The influences of insulin-like growth factor I (IGF-I) and insulin-like growth factor II (IGF-II) on biosynthesis and catabolism of proteoglycans (PG) in bovine articular cartilage explants were examined to define their potential use in a chemically defined medium. In both short- (10 days) and long-term (40 days) cultures, 10 to 20 ng/ml IGF-I maintained PG synthesis at the same or higher levels than in a medium containing 20% fetal calf serum (FCS). Catabolic rates were slower in IGF-I medium than in medium with only 0.1% albumin, but somewhat faster than for cultures in medium with 20% FCS. In long-term cultures 20 ng/ml IGF-I maintained a steady-state condition; the amounts of glycosaminoglycan and DNA per hydroxyproline content were constant throughout the culture period.

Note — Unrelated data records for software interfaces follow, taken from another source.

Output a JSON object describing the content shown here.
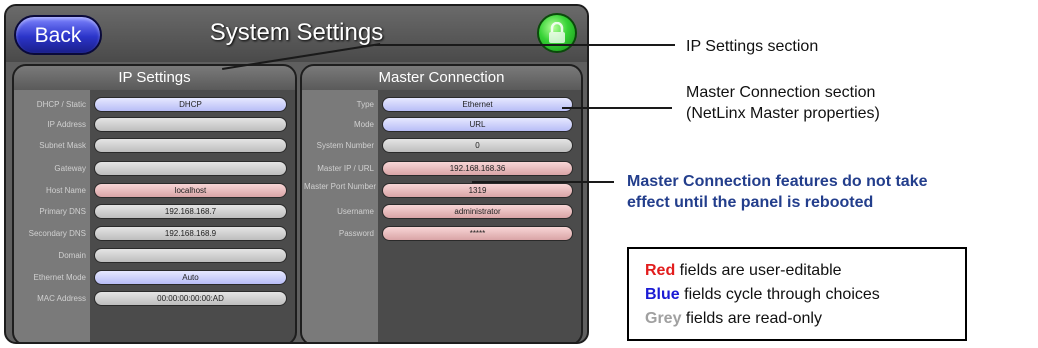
{
  "header": {
    "back_label": "Back",
    "title": "System Settings",
    "lock_icon": "lock-icon"
  },
  "ip_settings": {
    "title": "IP Settings",
    "rows": [
      {
        "label": "DHCP / Static",
        "value": "DHCP",
        "kind": "blue"
      },
      {
        "label": "IP Address",
        "value": "",
        "kind": "grey"
      },
      {
        "label": "Subnet Mask",
        "value": "",
        "kind": "grey"
      },
      {
        "label": "Gateway",
        "value": "",
        "kind": "grey"
      },
      {
        "label": "Host Name",
        "value": "localhost",
        "kind": "red"
      },
      {
        "label": "Primary DNS",
        "value": "192.168.168.7",
        "kind": "grey"
      },
      {
        "label": "Secondary DNS",
        "value": "192.168.168.9",
        "kind": "grey"
      },
      {
        "label": "Domain",
        "value": "",
        "kind": "grey"
      },
      {
        "label": "Ethernet Mode",
        "value": "Auto",
        "kind": "blue"
      },
      {
        "label": "MAC Address",
        "value": "00:00:00:00:00:AD",
        "kind": "grey"
      }
    ]
  },
  "master_connection": {
    "title": "Master Connection",
    "rows": [
      {
        "label": "Type",
        "value": "Ethernet",
        "kind": "blue"
      },
      {
        "label": "Mode",
        "value": "URL",
        "kind": "blue"
      },
      {
        "label": "System Number",
        "value": "0",
        "kind": "grey"
      },
      {
        "label": "Master IP / URL",
        "value": "192.168.168.36",
        "kind": "red"
      },
      {
        "label": "Master Port Number",
        "value": "1319",
        "kind": "red"
      },
      {
        "label": "Username",
        "value": "administrator",
        "kind": "red"
      },
      {
        "label": "Password",
        "value": "*****",
        "kind": "red"
      }
    ]
  },
  "callouts": {
    "ip_section": "IP Settings section",
    "master_section_line1": "Master Connection section",
    "master_section_line2": "(NetLinx Master properties)",
    "reboot_line1": "Master Connection features do not take",
    "reboot_line2": "effect until the panel is rebooted"
  },
  "legend": {
    "red_word": "Red",
    "red_text": " fields are user-editable",
    "blue_word": "Blue",
    "blue_text": " fields cycle through choices",
    "grey_word": "Grey",
    "grey_text": " fields are read-only"
  },
  "colors": {
    "blue_field": "#b8bdf6",
    "red_field": "#d9a4a6",
    "grey_field": "#bdbdbd",
    "legend_red": "#e21d1d",
    "legend_blue": "#1b1bd4",
    "legend_grey": "#a0a0a0",
    "callout_bold": "#233e8c"
  }
}
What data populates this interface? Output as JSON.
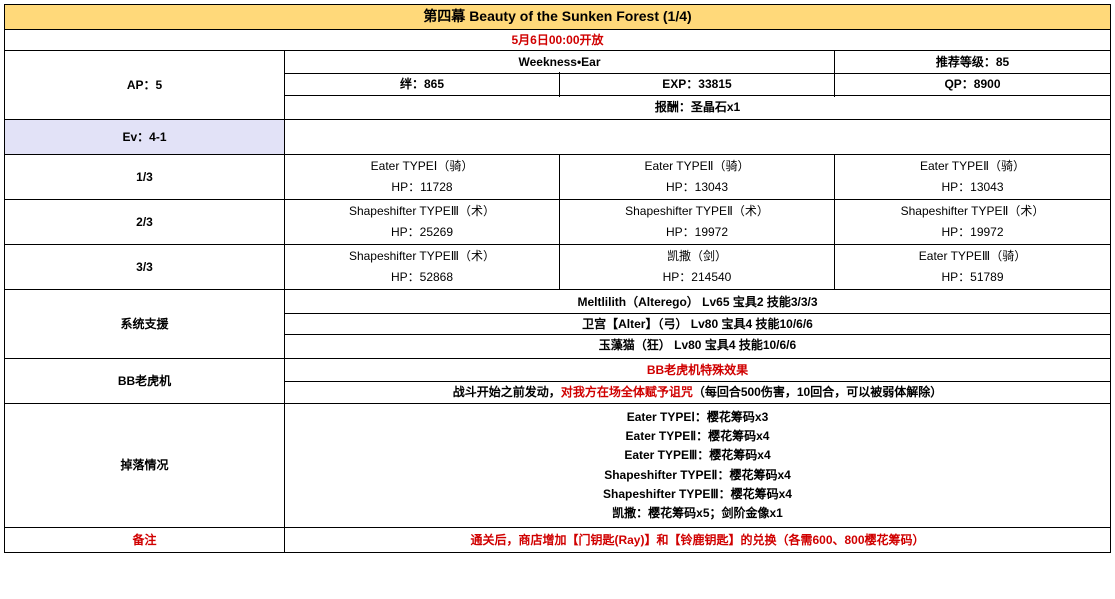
{
  "title": "第四幕 Beauty of the Sunken Forest (1/4)",
  "openDate": "5月6日00:00开放",
  "ap": {
    "label": "AP：5"
  },
  "weakness": "Weekness•Ear",
  "recLevel": "推荐等级：85",
  "bond": "绊：865",
  "exp": "EXP：33815",
  "qp": "QP：8900",
  "reward": "报酬：圣晶石x1",
  "evLabel": "Ev：4-1",
  "waves": [
    {
      "label": "1/3",
      "enemies": [
        {
          "name": "Eater TYPEⅠ（骑）",
          "hp": "HP：11728"
        },
        {
          "name": "Eater TYPEⅡ（骑）",
          "hp": "HP：13043"
        },
        {
          "name": "Eater TYPEⅡ（骑）",
          "hp": "HP：13043"
        }
      ]
    },
    {
      "label": "2/3",
      "enemies": [
        {
          "name": "Shapeshifter TYPEⅢ（术）",
          "hp": "HP：25269"
        },
        {
          "name": "Shapeshifter TYPEⅡ（术）",
          "hp": "HP：19972"
        },
        {
          "name": "Shapeshifter TYPEⅡ（术）",
          "hp": "HP：19972"
        }
      ]
    },
    {
      "label": "3/3",
      "enemies": [
        {
          "name": "Shapeshifter TYPEⅢ（术）",
          "hp": "HP：52868"
        },
        {
          "name": "凯撒（剑）",
          "hp": "HP：214540"
        },
        {
          "name": "Eater TYPEⅢ（骑）",
          "hp": "HP：51789"
        }
      ]
    }
  ],
  "support": {
    "label": "系统支援",
    "lines": [
      "Meltlilith（Alterego） Lv65 宝具2 技能3/3/3",
      "卫宫【Alter】（弓） Lv80 宝具4 技能10/6/6",
      "玉藻猫（狂） Lv80 宝具4 技能10/6/6"
    ]
  },
  "bbSlot": {
    "label": "BB老虎机",
    "title": "BB老虎机特殊效果",
    "effect_pre": "战斗开始之前发动，",
    "effect_red": "对我方在场全体赋予诅咒",
    "effect_post": "（每回合500伤害，10回合，可以被弱体解除）"
  },
  "drops": {
    "label": "掉落情况",
    "lines": [
      "Eater TYPEⅠ：樱花筹码x3",
      "Eater TYPEⅡ：樱花筹码x4",
      "Eater TYPEⅢ：樱花筹码x4",
      "Shapeshifter TYPEⅡ：樱花筹码x4",
      "Shapeshifter TYPEⅢ：樱花筹码x4",
      "凯撒：樱花筹码x5；剑阶金像x1"
    ]
  },
  "remark": {
    "label": "备注",
    "text": "通关后，商店增加【门钥匙(Ray)】和【铃鹿钥匙】的兑换（各需600、800樱花筹码）"
  }
}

The half-maximal dose response for IGF-I on PG synthesis (4.5 ng/ml) was distinctly different from that for the IGF-I effect on PG catabolism (1.5 ng/ml), indicating that these two components of PG metabolism can be experimentally uncoupled. IGF-II was less potent than IGF-I in the same batches of articular cartilage; 100 ng/ml IGF-II increased PG synthesis and decreased PG catabolism relative to 0.1% albumin alone, but the responses were only about 60% of those for 5 ng/ml IGF-I. These results suggest that the chondrocytes regulate PG synthesis primarily via the type I IGF receptor and that the IGF-II response is through the same receptor. Evidence is also provided indicating that the cartilage explants initially contain about 50 ng IGF-I per gram wet weight; this matrix-bound IGF-I diffuses into the medium during culture. The chondrocytes synthesize little or no IGF-I that is released into the medium under the culture conditions used.
ASJC Scopus subject areas
- Molecular Biology